Filter the listing below, keeping only the lines with the word "openfiler".
○ ○ ○ ○
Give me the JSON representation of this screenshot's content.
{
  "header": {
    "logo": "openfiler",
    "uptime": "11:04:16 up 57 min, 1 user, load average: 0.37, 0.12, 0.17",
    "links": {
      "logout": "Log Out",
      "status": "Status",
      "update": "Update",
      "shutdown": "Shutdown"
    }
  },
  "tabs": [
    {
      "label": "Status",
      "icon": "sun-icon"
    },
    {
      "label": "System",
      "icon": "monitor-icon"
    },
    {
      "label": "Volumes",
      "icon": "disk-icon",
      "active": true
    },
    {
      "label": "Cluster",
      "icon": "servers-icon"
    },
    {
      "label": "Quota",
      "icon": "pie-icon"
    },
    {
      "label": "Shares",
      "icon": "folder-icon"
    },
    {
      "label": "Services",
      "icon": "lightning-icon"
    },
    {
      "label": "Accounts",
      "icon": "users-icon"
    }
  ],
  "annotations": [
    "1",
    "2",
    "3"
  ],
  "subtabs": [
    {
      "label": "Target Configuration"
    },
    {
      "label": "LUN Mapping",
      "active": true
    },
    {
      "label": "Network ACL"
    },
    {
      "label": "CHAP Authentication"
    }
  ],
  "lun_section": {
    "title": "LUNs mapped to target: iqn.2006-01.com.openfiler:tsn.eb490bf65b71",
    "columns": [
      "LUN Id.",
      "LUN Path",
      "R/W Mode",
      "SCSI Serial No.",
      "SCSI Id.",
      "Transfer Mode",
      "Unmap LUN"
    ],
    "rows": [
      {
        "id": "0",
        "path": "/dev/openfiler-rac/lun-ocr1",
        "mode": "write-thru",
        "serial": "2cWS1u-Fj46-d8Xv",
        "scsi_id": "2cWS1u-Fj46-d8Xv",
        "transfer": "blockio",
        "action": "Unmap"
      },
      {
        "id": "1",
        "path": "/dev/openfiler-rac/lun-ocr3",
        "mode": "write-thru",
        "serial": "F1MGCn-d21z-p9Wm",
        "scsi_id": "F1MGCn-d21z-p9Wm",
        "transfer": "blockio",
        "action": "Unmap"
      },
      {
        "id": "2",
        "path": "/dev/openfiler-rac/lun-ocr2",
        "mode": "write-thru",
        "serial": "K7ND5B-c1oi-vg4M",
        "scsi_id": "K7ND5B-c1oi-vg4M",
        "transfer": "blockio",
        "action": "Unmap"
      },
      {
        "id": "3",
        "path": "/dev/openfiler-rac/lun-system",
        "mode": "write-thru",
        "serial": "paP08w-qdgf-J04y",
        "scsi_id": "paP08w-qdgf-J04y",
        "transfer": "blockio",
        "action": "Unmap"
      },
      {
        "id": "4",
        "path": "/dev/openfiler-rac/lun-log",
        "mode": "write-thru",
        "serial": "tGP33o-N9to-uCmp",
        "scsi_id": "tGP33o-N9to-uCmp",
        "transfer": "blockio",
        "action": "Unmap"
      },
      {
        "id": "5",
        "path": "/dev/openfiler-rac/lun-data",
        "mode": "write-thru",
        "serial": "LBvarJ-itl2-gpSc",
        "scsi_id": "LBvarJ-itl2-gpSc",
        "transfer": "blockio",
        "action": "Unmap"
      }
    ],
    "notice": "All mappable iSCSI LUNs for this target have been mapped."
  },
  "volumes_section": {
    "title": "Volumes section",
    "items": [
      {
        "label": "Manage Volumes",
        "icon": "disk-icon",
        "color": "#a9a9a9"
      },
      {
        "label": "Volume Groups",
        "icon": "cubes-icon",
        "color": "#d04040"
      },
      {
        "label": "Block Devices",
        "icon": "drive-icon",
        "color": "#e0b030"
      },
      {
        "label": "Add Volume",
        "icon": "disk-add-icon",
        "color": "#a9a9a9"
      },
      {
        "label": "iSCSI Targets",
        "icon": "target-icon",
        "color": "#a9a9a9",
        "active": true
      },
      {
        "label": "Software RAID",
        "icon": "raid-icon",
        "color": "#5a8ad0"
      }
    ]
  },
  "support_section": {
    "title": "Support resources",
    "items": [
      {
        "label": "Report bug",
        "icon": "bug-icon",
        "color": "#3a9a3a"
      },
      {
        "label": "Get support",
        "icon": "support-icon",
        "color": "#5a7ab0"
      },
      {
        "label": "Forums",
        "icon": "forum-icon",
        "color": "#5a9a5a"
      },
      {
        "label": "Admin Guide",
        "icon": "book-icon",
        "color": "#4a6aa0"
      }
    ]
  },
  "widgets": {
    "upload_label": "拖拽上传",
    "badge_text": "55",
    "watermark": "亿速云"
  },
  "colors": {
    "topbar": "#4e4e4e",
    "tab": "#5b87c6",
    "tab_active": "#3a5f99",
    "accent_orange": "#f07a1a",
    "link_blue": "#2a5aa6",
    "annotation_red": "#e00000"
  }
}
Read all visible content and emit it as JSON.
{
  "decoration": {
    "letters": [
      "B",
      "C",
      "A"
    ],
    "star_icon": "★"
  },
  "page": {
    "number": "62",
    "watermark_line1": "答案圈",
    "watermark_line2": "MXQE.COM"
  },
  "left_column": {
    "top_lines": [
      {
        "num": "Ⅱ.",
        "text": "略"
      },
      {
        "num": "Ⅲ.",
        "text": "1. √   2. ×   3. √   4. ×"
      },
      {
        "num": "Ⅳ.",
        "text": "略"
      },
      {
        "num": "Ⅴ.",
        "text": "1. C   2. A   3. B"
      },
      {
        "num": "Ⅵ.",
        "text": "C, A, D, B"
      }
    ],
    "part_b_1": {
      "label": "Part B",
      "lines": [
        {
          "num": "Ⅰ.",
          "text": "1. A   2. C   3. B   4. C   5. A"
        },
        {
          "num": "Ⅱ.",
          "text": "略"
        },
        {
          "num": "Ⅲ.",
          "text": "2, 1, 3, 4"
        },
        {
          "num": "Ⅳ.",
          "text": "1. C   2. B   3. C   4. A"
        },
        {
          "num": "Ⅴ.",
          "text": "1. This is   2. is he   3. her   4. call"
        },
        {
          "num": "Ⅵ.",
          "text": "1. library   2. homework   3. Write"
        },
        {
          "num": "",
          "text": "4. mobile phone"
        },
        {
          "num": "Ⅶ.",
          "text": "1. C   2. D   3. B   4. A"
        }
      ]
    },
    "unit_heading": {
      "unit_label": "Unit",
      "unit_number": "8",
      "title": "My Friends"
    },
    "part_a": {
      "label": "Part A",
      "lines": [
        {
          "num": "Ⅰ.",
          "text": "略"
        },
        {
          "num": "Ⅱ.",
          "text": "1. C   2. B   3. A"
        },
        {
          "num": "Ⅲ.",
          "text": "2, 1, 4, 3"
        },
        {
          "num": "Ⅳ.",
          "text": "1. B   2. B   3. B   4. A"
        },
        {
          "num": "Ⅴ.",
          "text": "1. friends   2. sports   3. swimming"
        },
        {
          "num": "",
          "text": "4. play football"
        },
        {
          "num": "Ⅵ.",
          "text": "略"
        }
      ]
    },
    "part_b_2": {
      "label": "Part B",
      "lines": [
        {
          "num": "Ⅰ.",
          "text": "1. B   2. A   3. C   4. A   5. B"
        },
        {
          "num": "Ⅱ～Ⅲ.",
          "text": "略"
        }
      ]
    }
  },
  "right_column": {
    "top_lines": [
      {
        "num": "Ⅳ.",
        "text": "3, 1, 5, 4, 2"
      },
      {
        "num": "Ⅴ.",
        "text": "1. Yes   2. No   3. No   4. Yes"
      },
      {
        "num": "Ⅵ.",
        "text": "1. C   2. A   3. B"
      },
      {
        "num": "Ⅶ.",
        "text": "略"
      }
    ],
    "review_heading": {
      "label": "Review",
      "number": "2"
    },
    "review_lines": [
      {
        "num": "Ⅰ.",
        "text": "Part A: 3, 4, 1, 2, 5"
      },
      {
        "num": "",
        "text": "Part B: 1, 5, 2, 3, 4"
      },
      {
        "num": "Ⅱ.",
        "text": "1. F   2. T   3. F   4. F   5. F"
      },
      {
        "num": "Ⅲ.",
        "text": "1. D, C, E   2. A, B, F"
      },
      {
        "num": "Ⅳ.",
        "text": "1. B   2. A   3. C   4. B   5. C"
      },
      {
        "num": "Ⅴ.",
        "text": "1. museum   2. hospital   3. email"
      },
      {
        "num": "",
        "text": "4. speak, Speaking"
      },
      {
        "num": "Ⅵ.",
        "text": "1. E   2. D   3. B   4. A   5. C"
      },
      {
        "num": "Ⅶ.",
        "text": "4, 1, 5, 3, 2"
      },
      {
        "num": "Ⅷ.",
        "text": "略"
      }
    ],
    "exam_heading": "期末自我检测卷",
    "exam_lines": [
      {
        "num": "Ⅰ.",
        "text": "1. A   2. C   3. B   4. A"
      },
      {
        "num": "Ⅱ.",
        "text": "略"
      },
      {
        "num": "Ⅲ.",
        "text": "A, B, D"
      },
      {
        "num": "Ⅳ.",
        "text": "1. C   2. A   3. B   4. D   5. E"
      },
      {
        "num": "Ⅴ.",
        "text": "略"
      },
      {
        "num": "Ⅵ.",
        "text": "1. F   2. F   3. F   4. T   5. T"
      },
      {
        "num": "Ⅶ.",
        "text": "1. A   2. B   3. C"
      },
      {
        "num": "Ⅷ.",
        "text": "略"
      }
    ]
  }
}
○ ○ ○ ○
• ANSWER SECTION:
    "logo": "openfiler",
    "title": "LUNs mapped to target: iqn.2006-01.com.openfiler:tsn.eb490bf65b71",
        "path": "/dev/openfiler-rac/lun-ocr1",
        "path": "/dev/openfiler-rac/lun-ocr3",
        "path": "/dev/openfiler-rac/lun-ocr2",
        "path": "/dev/openfiler-rac/lun-system",
        "path": "/dev/openfiler-rac/lun-log",
        "path": "/dev/openfiler-rac/lun-data",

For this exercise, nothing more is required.